◆ **Records supplied**:
* * * * * * *

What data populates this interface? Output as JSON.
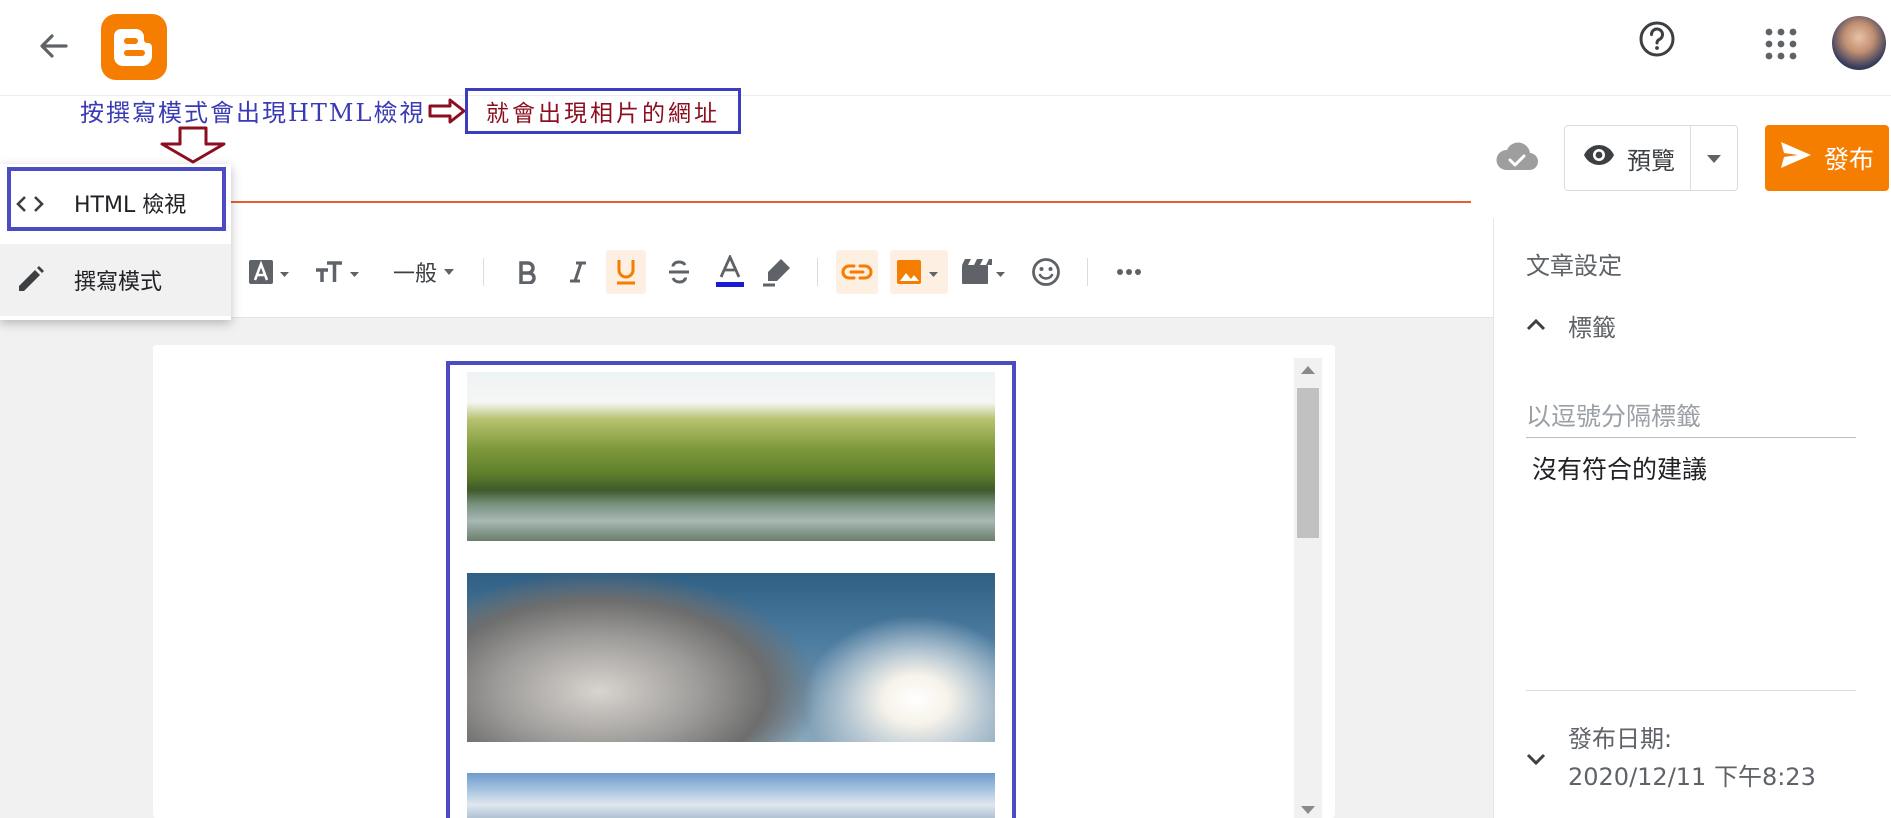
{
  "annotations": {
    "left_note": "按撰寫模式會出現HTML檢視",
    "boxed_note": "就會出現相片的網址"
  },
  "actions": {
    "preview_label": "預覽",
    "publish_label": "發布"
  },
  "toolbar": {
    "paragraph_style": "一般"
  },
  "mode_menu": {
    "html_view": "HTML 檢視",
    "compose_mode": "撰寫模式"
  },
  "settings": {
    "title": "文章設定",
    "labels_title": "標籤",
    "labels_placeholder": "以逗號分隔標籤",
    "labels_empty": "沒有符合的建議",
    "publish_date_label": "發布日期:",
    "publish_date_value": "2020/12/11 下午8:23"
  },
  "colors": {
    "brand": "#f57d00",
    "title_underline": "#e95d32",
    "annotation_border": "#3d3dc0",
    "annotation_red": "#8b0f1f",
    "text_color_swatch": "#1a1ad9"
  },
  "icons": [
    "back-arrow-icon",
    "blogger-logo",
    "help-icon",
    "apps-grid-icon",
    "cloud-saved-icon",
    "eye-icon",
    "chevron-down-icon",
    "send-icon",
    "code-icon",
    "pencil-icon",
    "font-icon",
    "text-size-icon",
    "bold-icon",
    "italic-icon",
    "underline-icon",
    "strikethrough-icon",
    "text-color-icon",
    "highlight-icon",
    "link-icon",
    "image-icon",
    "video-icon",
    "emoji-icon",
    "more-icon",
    "chevron-up-icon"
  ]
}
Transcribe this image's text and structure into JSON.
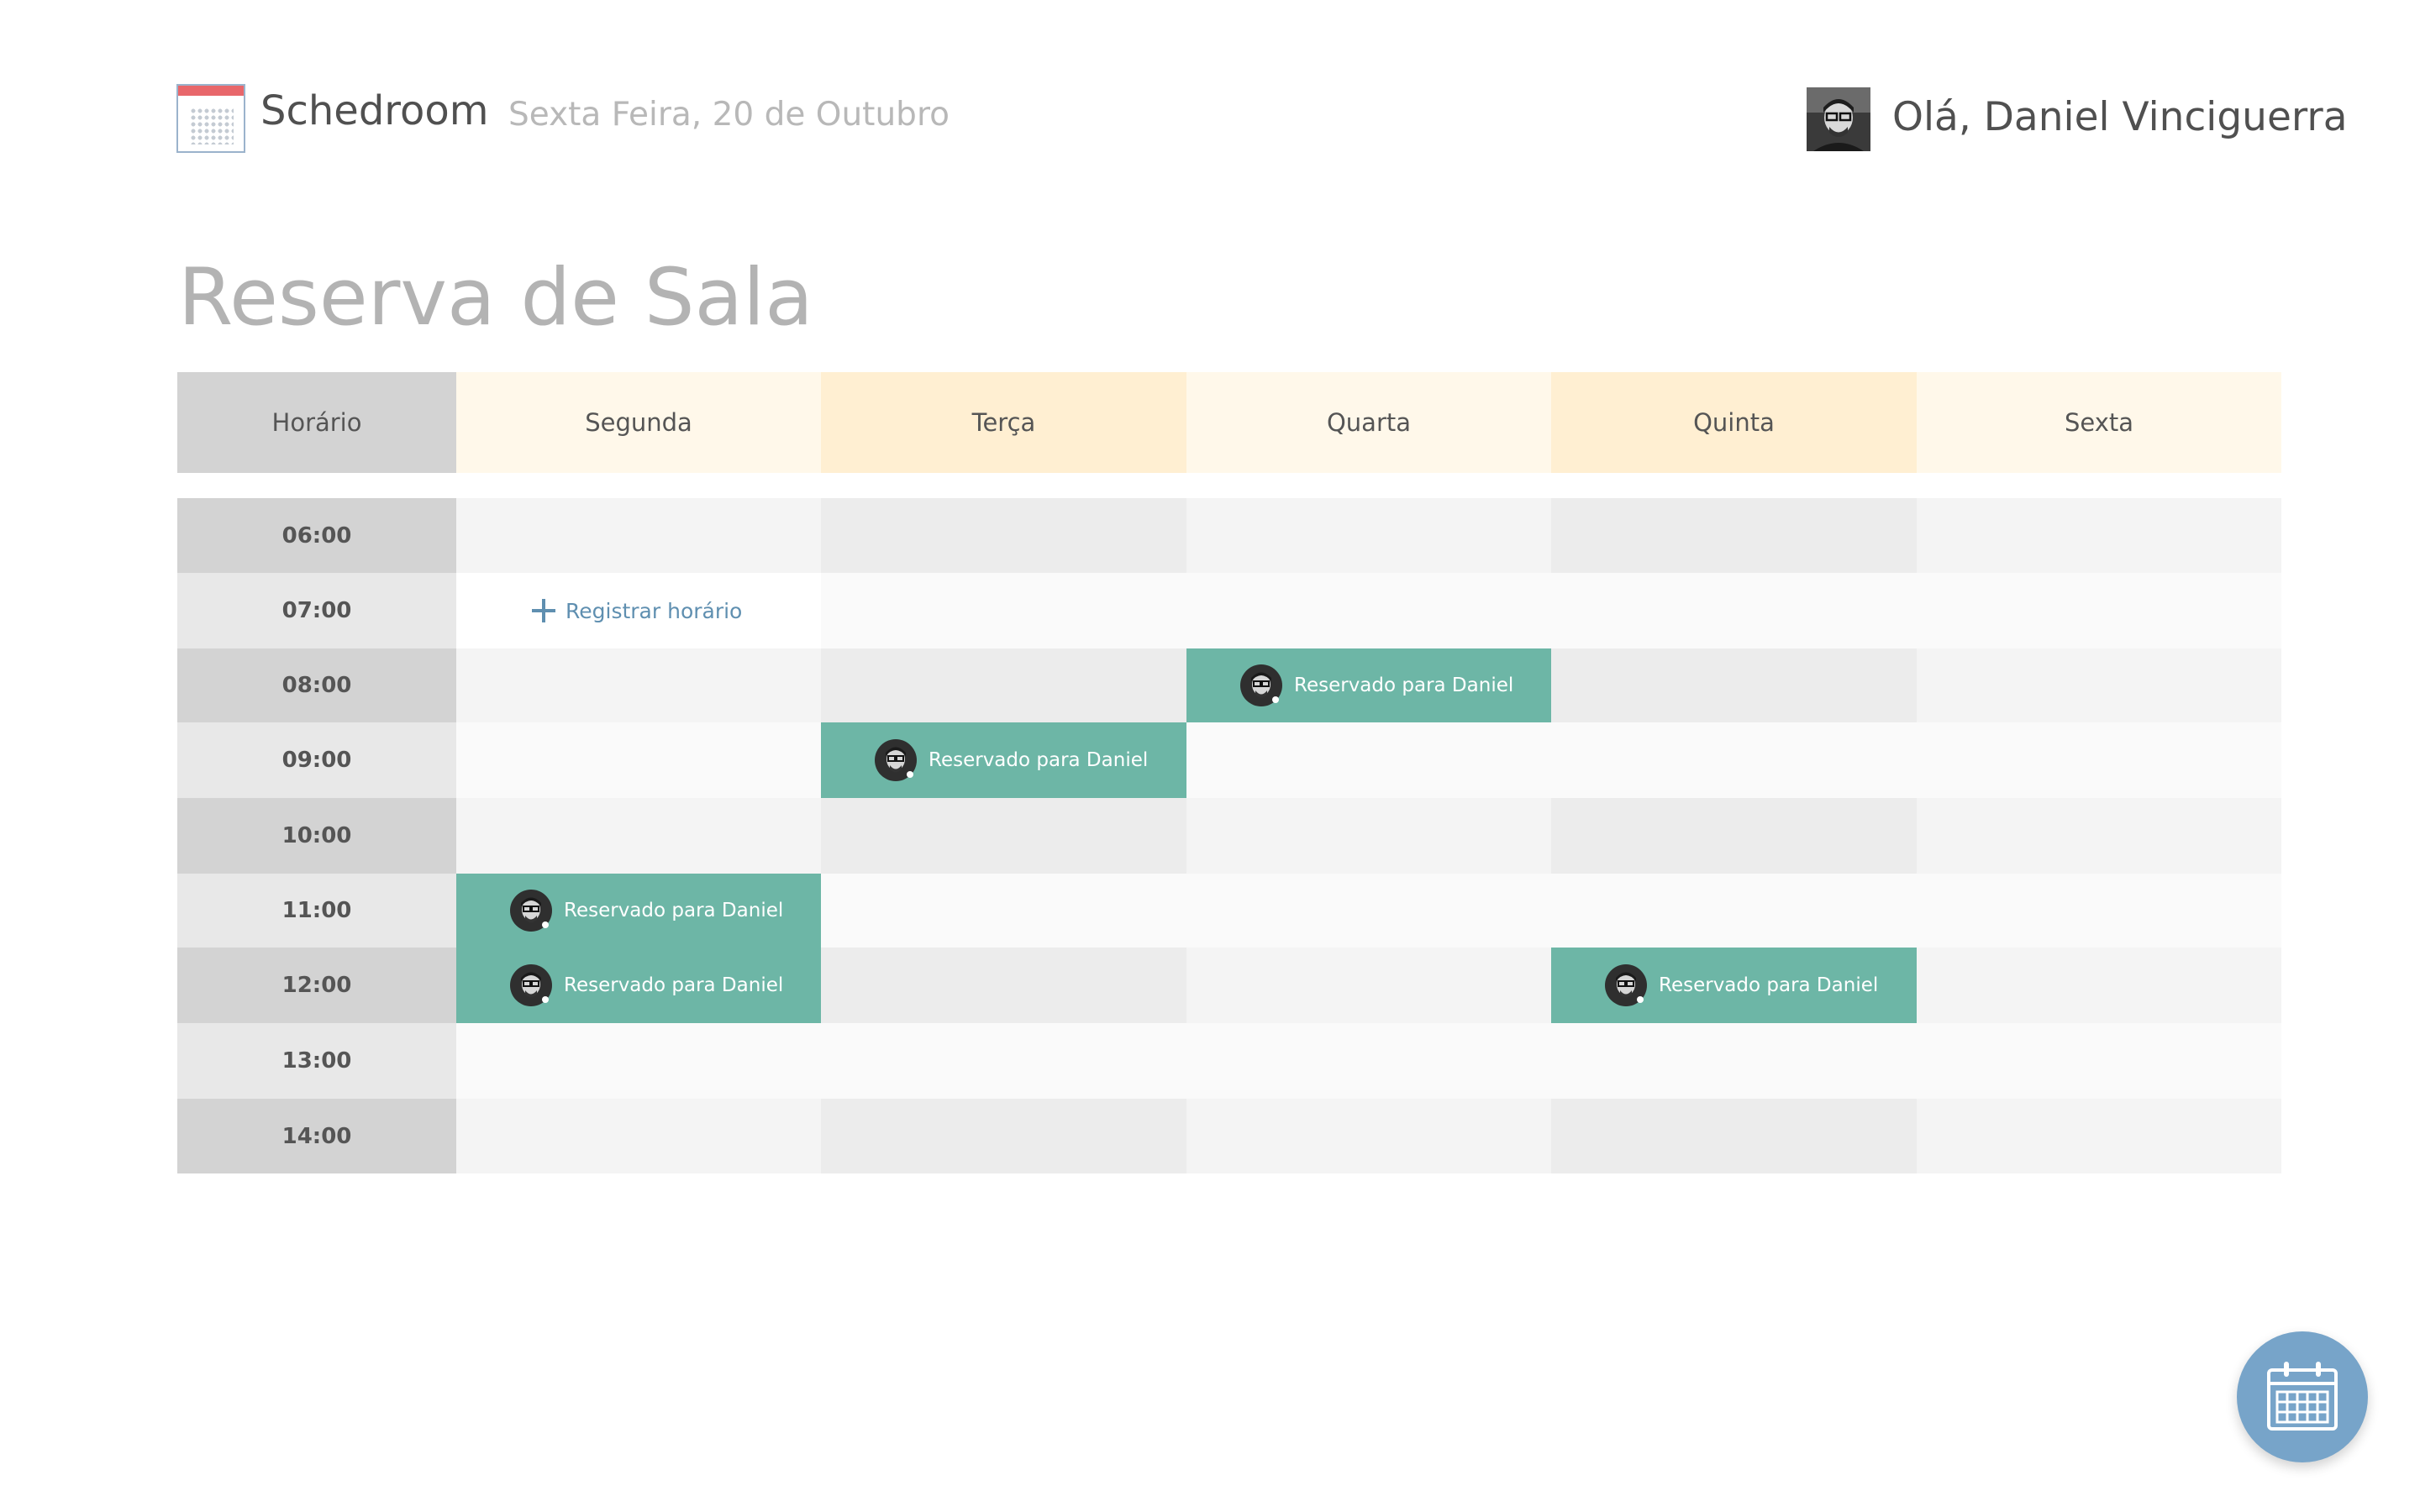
{
  "header": {
    "app_title": "Schedroom",
    "date": "Sexta Feira, 20 de Outubro",
    "greeting": "Olá, Daniel Vinciguerra"
  },
  "page": {
    "title": "Reserva de Sala"
  },
  "schedule": {
    "time_header": "Horário",
    "days": [
      "Segunda",
      "Terça",
      "Quarta",
      "Quinta",
      "Sexta"
    ],
    "times": [
      "06:00",
      "07:00",
      "08:00",
      "09:00",
      "10:00",
      "11:00",
      "12:00",
      "13:00",
      "14:00"
    ],
    "register_label": "Registrar horário",
    "bookings": [
      {
        "day": "Quarta",
        "time": "08:00",
        "label": "Reservado para Daniel"
      },
      {
        "day": "Terça",
        "time": "09:00",
        "label": "Reservado para Daniel"
      },
      {
        "day": "Segunda",
        "time": "11:00",
        "label": "Reservado para Daniel"
      },
      {
        "day": "Segunda",
        "time": "12:00",
        "label": "Reservado para Daniel"
      },
      {
        "day": "Quinta",
        "time": "12:00",
        "label": "Reservado para Daniel"
      }
    ]
  },
  "colors": {
    "booking": "#6db6a6",
    "accent": "#5f8fb0",
    "fab": "#77a4c9",
    "header_light": "#fff8ea",
    "header_dark": "#ffefd2"
  },
  "icons": {
    "logo": "calendar-logo-icon",
    "fab": "calendar-icon",
    "register": "plus-icon"
  }
}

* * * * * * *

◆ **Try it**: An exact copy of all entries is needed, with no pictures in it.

◆ **Output of the exercise**:
What data populates this interface? Output as JSON.
{
  "annotations": {
    "left_note": "按撰寫模式會出現HTML檢視",
    "boxed_note": "就會出現相片的網址"
  },
  "actions": {
    "preview_label": "預覽",
    "publish_label": "發布"
  },
  "toolbar": {
    "paragraph_style": "一般"
  },
  "mode_menu": {
    "html_view": "HTML 檢視",
    "compose_mode": "撰寫模式"
  },
  "settings": {
    "title": "文章設定",
    "labels_title": "標籤",
    "labels_placeholder": "以逗號分隔標籤",
    "labels_empty": "沒有符合的建議",
    "publish_date_label": "發布日期:",
    "publish_date_value": "2020/12/11 下午8:23"
  },
  "colors": {
    "brand": "#f57d00",
    "title_underline": "#e95d32",
    "annotation_border": "#3d3dc0",
    "annotation_red": "#8b0f1f",
    "text_color_swatch": "#1a1ad9"
  },
  "icons": [
    "back-arrow-icon",
    "blogger-logo",
    "help-icon",
    "apps-grid-icon",
    "cloud-saved-icon",
    "eye-icon",
    "chevron-down-icon",
    "send-icon",
    "code-icon",
    "pencil-icon",
    "font-icon",
    "text-size-icon",
    "bold-icon",
    "italic-icon",
    "underline-icon",
    "strikethrough-icon",
    "text-color-icon",
    "highlight-icon",
    "link-icon",
    "image-icon",
    "video-icon",
    "emoji-icon",
    "more-icon",
    "chevron-up-icon"
  ]
}
Transcribe this image's text and structure into JSON.
{
  "header": {
    "app_title": "Schedroom",
    "date": "Sexta Feira, 20 de Outubro",
    "greeting": "Olá, Daniel Vinciguerra"
  },
  "page": {
    "title": "Reserva de Sala"
  },
  "schedule": {
    "time_header": "Horário",
    "days": [
      "Segunda",
      "Terça",
      "Quarta",
      "Quinta",
      "Sexta"
    ],
    "times": [
      "06:00",
      "07:00",
      "08:00",
      "09:00",
      "10:00",
      "11:00",
      "12:00",
      "13:00",
      "14:00"
    ],
    "register_label": "Registrar horário",
    "bookings": [
      {
        "day": "Quarta",
        "time": "08:00",
        "label": "Reservado para Daniel"
      },
      {
        "day": "Terça",
        "time": "09:00",
        "label": "Reservado para Daniel"
      },
      {
        "day": "Segunda",
        "time": "11:00",
        "label": "Reservado para Daniel"
      },
      {
        "day": "Segunda",
        "time": "12:00",
        "label": "Reservado para Daniel"
      },
      {
        "day": "Quinta",
        "time": "12:00",
        "label": "Reservado para Daniel"
      }
    ]
  },
  "colors": {
    "booking": "#6db6a6",
    "accent": "#5f8fb0",
    "fab": "#77a4c9",
    "header_light": "#fff8ea",
    "header_dark": "#ffefd2"
  },
  "icons": {
    "logo": "calendar-logo-icon",
    "fab": "calendar-icon",
    "register": "plus-icon"
  }
}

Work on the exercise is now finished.